This article was initially published on NDI’s DemWorks website.
“What will people think of us when they look back and find that in 2017, Wikipedia only had 16.97 percent of its biographies about women? They’ll say ‘shame on them,’” said Wikimedia-DC’s Rosie Stephenson-Goodknight at NDI, Wikimedia-DC and the Women’s Media Center’s first joint edit-a-thon.
Wikipedia is the main online encyclopedia of our digital age. Openly sourced from the public, one might expect a nearly equal rate of women’s representation on Wikipedia—but it’s not even close. As Stephenson-Goodknight noted, only 17 percent of biographies on Wikipedia’s English site are of women, and it’s an even lower number on most of the site’s other 295 languages.
NDI, Wikimedia-D.C. and the Women’s Media Center, sponsored a Wikipedia edit-a-thon to boost the online representation of women in media and politics. Thirty-eight volunteers were trained by Wikimedia-DC on how to carefully edit and create content, cite reliable sources, work in a transparent manner, and provide full disclosure of any conflict of interest. The edit-a-thon achieved impressive statistics: 38 new Wikipedia editors, 164 new edits and 3,880 additional words. Volunteers learned how to cite reliable sources, close the gender gap by adding additional biographies and make sure the notable women who have made it into the competitive 17 percent are discussed accurately and substantively.
Not only did the edit-a-thon aim to close this online gender gap by adding additional biographies, but participants also learned how to translate existing entries and edit them in order to better illustrate women’s substantive work and achievements. This is important because women’s successes are often attributed to male counterparts in their lives, rather than giving them credit in their own accord.
“They’re written up to start with as the ‘mother of’ or ‘wife of’ or ‘daughter of’ and not in their own right. So there’s a lot of editing work that needs to be done so that women’s notable achievements come first and their family connections come later on—like the entries about men!”
– NDI Gender, Women and Democracy director Sandra Pepera
Soraya Chemaly, the Director of the Women’s Media Center Speech Project, also pointed out why working to increase biographies is important and how the disproportionate documentation of men and women’s accomplishments impact our society today.
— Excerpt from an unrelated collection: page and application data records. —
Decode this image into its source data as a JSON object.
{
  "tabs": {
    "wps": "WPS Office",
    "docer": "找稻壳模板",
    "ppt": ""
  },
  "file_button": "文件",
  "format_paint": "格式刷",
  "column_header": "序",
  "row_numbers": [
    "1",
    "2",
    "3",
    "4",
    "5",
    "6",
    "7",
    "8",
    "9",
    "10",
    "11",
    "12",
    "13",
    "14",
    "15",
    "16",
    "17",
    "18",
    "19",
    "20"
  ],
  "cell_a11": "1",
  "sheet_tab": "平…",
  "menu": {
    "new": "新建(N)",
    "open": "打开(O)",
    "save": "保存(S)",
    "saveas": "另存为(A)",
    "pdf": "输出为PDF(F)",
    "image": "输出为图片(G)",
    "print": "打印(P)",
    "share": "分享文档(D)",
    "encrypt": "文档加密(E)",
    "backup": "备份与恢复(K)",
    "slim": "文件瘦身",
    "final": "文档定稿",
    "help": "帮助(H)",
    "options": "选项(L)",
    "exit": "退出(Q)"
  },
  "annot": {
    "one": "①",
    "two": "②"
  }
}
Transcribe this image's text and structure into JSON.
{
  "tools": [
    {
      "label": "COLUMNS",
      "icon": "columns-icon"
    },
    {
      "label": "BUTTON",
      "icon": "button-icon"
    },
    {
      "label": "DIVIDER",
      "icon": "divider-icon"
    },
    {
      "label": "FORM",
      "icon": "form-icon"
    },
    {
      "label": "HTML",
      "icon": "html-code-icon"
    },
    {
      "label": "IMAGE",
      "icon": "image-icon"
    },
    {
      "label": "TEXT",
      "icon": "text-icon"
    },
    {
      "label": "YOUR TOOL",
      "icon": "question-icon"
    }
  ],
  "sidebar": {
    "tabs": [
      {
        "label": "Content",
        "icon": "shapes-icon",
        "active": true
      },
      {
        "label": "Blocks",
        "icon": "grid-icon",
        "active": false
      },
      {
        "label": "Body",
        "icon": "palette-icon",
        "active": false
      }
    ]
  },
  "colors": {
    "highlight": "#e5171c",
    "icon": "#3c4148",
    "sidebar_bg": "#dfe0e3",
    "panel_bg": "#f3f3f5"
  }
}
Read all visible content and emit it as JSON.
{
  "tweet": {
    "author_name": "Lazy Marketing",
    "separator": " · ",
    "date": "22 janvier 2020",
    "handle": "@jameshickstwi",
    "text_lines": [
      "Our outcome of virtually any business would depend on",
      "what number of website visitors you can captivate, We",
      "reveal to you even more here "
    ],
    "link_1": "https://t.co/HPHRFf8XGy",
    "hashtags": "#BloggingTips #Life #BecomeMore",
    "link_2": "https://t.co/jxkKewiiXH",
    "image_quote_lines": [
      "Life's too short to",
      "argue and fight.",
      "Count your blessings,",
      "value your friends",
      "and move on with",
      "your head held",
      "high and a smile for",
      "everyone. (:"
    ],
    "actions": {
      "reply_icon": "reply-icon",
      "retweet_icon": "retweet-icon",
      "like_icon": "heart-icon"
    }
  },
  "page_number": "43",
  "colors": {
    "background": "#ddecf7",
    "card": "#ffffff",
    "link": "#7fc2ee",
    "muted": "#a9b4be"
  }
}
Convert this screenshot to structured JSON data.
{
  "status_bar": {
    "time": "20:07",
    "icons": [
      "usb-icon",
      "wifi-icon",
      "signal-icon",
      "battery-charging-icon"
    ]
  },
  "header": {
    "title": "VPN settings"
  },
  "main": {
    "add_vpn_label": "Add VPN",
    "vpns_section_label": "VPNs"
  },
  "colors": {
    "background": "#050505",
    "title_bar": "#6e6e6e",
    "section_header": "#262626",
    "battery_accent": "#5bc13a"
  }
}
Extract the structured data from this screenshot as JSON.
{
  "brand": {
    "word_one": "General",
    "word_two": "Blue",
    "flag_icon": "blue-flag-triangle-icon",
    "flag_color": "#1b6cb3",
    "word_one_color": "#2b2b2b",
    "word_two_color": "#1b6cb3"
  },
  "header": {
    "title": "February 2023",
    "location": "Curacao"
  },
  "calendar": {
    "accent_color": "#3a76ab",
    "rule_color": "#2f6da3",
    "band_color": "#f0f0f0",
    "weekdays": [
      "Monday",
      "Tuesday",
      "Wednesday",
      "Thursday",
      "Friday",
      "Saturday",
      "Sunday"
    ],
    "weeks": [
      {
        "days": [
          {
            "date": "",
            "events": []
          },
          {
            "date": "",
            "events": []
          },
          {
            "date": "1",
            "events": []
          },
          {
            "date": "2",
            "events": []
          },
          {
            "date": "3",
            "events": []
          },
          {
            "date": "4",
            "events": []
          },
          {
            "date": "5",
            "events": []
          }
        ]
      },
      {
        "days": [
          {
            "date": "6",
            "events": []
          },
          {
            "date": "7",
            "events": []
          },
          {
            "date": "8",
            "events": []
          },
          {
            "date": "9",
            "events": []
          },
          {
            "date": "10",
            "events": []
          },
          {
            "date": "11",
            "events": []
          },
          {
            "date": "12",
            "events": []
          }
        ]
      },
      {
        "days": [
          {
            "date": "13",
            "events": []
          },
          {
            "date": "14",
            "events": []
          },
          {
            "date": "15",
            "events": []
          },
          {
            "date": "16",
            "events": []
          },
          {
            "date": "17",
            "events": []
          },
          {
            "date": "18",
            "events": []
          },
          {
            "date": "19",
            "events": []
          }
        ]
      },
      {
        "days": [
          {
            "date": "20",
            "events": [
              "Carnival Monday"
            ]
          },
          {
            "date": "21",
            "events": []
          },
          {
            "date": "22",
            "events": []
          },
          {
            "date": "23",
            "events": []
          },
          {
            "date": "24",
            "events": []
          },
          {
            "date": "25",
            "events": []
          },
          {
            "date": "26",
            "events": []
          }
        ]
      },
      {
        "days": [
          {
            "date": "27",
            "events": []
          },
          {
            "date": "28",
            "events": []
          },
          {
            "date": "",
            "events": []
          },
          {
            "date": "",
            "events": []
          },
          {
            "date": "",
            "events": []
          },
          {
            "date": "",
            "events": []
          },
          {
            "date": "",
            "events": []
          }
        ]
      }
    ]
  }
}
“Imbalances in storytelling mean that public understanding of social problems is distorted… So, from the perspective of social justice and equality, media injustice feeds broader injustices.”
Stephenson-Goodknight, co-founder of WikiProject Women in Red and Wikimedia’s Gender Diversity Mapper, has been editing and creating content on Wikipedia for the last 10 years. Her work closing the Wikipedia gender gap started as an annual event during Women’s History Month in March. In July 2015, she co-founded Women in Red to make a more persistent, year-round effort to solve this problem. In November 2014, women’s biographies were a mere 15 percent; today, there are an additional 40,000 biographies.
“These are the role models that people are reading about today. So when we see that there are so few women in these encyclopedias and we know that women hold up 50 percent of the sky, we have to wonder what effect does that have on society?”
– Wikimedia-DC’s Rosie Stephenson-Goodknight
One of the participants, Martha Allen, who works for the Women’s Institute for Freedom of the Press, said she hopes to help boost the current numbers, not just for biographies in English and for notable American leaders, but to increase the representation of women from different countries. “Really, the bottom line is we want to see more women included in the history of the world… So we want that figure that we heard—17 percent—to be raised,” Allen said.
Through NDI staff participating at the event, the Institute hopes to continue this work by incorporating the histories of notable women from around the world and in multiple languages.
“The principle of making political women’s profiles accessible to as many people as possible in as many languages as possible through Wikimedia’s very democratic community and practice? Absolutely, as much as we can do of that, we will do,” Pepera said.